Happy Earth Day… Not!

In the spirit of Earth Day, I would like to revisit a news story published in The London Times in March, 2009: “UK population must fall to 30m[illion], says [sic]Porritt Jonathan Leake and Brendan Montague.” The article is posted on Free Republic at http://www.freerepublic.com/focus/f-news/2212052/posts .

“Jonathan Porritt, one of [Prime Minister] Gordon Brown’s leading green advisers, is to warn that Britain must drastically reduce its population if it is to build a sustainable society,” the Times reported.

According to the 2010 census, the UK’s population as 62.3 million. The Times did not report by what means the scientific advisers proposed to get rid of 32.3 million Britons, nor how quickly they proposed to do it.

The secular road to Utopia always leads to a mountain of emaciated corpses. Think in terms of Mao’s “Great Leap Forward,” in which at least 40 million human beings (and probably many more) were done to death by starvation, violence, torture, exposure, and disease–and all in a mere four years (1958-1962)!

Behind the facade of “sustainability” and “environmental justice” and “smart growth” and “social justice” lurks a cruel ruthlessless that sane people will not find easy to imagine.

Let us hope God hears our prayers, and for His own great name’s sake, delivers us out of the hands of these murderers and tyrants.

Now That’s a Good Neighbor!

An inspiring news story from New Jersey!

Newark Mayor Corey Booker was awakened early this morning by the noise of the house next door to his being on fire.

The mayor rushed into the burning building and carried out a woman who would have died if he’d waited for the firemen. A city detective tried to hold him back, but when he couldn’t, he followed Booker into the house. Booker suffered minor injuries, for which he was treated at the hospital and released this afternoon.

“I’m no hero,” Booker said, adding that he didn’t feel at all heroic during his action, but instead experienced intense fear.

But of course he is a hero–and if there were more like him, the world would be a better place. Hats off to Mayor Corey Booker!

BBC’s Old ‘Narnia’ Series Was Better Than the Movies

Not for the first time, and I hope not for the last, I’ve begun to watch the old BBC-TV production of C.S. Lewis’ Chronicles of Narnia.

So far I’ve seen and reviewed all the new Narnia movies–and this old production from the 1980s runs rings around them. Yes, some of the costumes and special effects are primitive, even a bit silly–no fancy computer graphics, back then. But it doesn’t matter! These old shows captured the spirit of Narnia; and the new movies, for all their expensive and up-to-date production values, do not.

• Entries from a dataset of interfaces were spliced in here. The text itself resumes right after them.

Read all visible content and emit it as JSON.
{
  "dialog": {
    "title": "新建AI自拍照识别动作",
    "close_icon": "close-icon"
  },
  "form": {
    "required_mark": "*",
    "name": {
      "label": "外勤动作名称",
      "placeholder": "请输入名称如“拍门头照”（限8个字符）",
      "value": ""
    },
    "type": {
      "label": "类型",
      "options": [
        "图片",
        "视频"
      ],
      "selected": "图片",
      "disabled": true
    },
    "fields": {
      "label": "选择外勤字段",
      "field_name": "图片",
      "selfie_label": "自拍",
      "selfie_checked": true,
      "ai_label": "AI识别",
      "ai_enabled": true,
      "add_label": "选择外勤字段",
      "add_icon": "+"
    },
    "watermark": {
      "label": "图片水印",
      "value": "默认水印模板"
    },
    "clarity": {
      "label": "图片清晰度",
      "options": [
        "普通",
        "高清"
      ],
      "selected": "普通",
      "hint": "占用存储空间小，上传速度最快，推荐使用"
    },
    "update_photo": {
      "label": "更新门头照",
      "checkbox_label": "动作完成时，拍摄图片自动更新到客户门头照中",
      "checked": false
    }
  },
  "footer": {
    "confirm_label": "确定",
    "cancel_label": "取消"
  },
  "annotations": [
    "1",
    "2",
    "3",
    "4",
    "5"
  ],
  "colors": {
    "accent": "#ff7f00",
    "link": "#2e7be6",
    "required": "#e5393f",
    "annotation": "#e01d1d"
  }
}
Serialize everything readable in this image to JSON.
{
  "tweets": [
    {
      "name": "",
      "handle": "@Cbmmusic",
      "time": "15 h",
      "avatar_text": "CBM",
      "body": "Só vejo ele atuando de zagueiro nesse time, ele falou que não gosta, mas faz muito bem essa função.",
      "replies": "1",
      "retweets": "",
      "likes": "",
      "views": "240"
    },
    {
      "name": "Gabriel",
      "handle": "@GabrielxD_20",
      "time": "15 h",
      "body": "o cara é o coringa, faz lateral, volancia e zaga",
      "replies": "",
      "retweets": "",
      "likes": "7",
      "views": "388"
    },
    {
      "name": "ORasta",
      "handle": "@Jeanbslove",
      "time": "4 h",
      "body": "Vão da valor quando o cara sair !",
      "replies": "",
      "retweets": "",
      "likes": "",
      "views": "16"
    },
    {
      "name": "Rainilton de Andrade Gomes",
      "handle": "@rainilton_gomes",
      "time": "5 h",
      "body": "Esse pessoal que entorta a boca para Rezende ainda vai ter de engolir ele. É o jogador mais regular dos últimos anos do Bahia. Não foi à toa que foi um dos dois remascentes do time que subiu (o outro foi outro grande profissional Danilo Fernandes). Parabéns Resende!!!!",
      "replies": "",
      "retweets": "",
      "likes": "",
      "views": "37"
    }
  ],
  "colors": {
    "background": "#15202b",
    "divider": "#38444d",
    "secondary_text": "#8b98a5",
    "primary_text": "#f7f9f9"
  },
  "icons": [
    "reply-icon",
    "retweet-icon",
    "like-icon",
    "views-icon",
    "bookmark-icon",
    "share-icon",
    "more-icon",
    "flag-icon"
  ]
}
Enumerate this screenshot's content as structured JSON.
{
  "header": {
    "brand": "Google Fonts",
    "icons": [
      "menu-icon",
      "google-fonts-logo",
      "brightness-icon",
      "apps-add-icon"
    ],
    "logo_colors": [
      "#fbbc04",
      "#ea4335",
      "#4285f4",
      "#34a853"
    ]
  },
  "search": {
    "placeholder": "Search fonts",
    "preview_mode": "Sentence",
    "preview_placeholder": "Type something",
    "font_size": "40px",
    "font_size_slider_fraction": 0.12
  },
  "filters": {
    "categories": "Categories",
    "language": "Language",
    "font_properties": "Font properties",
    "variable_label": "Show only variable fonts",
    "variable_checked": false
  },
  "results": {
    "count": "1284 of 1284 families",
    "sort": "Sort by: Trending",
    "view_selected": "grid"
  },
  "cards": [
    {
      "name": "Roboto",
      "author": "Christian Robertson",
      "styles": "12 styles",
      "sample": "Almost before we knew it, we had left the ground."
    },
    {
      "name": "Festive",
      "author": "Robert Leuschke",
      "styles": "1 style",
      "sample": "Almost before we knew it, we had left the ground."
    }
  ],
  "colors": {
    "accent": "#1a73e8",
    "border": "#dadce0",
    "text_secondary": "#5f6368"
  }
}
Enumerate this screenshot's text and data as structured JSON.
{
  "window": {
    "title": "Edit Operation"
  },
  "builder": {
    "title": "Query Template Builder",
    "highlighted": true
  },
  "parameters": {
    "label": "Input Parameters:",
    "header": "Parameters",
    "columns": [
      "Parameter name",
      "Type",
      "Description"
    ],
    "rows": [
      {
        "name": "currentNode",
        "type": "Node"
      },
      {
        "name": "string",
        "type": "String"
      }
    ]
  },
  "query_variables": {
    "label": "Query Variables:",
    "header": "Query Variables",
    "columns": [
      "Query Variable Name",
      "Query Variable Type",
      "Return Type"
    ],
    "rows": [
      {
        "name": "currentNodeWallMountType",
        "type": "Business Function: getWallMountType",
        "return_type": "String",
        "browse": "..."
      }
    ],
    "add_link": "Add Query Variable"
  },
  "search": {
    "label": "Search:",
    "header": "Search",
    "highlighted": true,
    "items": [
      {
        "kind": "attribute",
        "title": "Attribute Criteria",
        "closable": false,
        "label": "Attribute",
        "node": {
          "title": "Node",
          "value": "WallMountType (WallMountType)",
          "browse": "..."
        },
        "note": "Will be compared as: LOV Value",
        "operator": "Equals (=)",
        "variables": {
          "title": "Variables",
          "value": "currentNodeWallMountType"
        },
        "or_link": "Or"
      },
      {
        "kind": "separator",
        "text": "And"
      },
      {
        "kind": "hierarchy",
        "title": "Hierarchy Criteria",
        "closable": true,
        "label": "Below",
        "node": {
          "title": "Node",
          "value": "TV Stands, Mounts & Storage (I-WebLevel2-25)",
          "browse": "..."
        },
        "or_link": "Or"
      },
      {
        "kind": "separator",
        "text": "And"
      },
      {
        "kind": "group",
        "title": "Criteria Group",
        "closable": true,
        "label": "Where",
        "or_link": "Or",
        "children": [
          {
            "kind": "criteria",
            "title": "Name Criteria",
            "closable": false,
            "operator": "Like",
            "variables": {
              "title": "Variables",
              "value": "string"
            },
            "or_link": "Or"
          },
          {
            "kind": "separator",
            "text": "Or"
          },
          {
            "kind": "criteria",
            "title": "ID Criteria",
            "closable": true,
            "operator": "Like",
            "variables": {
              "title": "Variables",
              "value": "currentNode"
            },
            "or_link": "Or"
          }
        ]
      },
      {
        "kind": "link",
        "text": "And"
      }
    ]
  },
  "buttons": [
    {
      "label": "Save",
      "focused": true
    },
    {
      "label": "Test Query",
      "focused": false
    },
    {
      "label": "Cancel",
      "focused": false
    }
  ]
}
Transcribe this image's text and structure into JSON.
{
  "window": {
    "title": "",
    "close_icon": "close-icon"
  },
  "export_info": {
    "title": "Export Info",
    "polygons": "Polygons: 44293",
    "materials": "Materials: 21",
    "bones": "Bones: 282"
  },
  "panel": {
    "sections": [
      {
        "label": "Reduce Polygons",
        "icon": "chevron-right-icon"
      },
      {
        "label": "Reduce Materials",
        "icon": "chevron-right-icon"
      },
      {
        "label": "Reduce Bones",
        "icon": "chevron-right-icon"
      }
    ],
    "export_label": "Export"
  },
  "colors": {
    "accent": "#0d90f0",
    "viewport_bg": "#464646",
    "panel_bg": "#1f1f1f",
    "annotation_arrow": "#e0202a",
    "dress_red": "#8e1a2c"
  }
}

There’s plenty of good acting in the movies, and wonderful camera-work; but the writing is strictly third-rate. The movie-makers made any number of ridiculous decisions. It would be hard to say which was worst. Trying to turn Prince Caspian into a smouldering hunk? Turning Susan and Lucy into warrior princesses? Presenting Reepacheep as a kind of furry Bart Simpson? Or rewriting the whole doggone story, as they did with Voyage of the Dawn Treader? I find the effect of the beautiful cinematography of these films soon wears off, but my distaste for the multitude of follies still lingers.

Watching the old BBC version of The Lion, the Witch, and the Wardrobe, I was struck by how Peter (Richard Dempsey) starts out as a high-handed little prig who never loses an opportunity to lord it over his younger brother, Edmund (Jonathan Scott); and by Edmund as a nasty little piece of goods, sly and smarmy and totally self-centered. Their experiences in Narnia–most importantly, their coming to know Aslan, the Great Lion, Lewis’ fantasy avatar for Our Lord Jesus Christ–change them to the core. The real Peter emerges as a merry, brave, and great-hearted boy on his way to manhood, while the real Edmund shows sober, wise, and courageous: he, too, will grow up into a great man.

But what stirred me most, as it always does, was Aslan himself. When Peter is knighted and blessed by Aslan, I could almost imagine what bliss it would be for me, if I could kneel before Christ, and lay my eyes on Him, and receive His blessing in person. It stirs me just to write about it.

And that most of all, I think, is what C.S. Lewis had in mind.

PS–You can get these old Chronicles via amazon.com.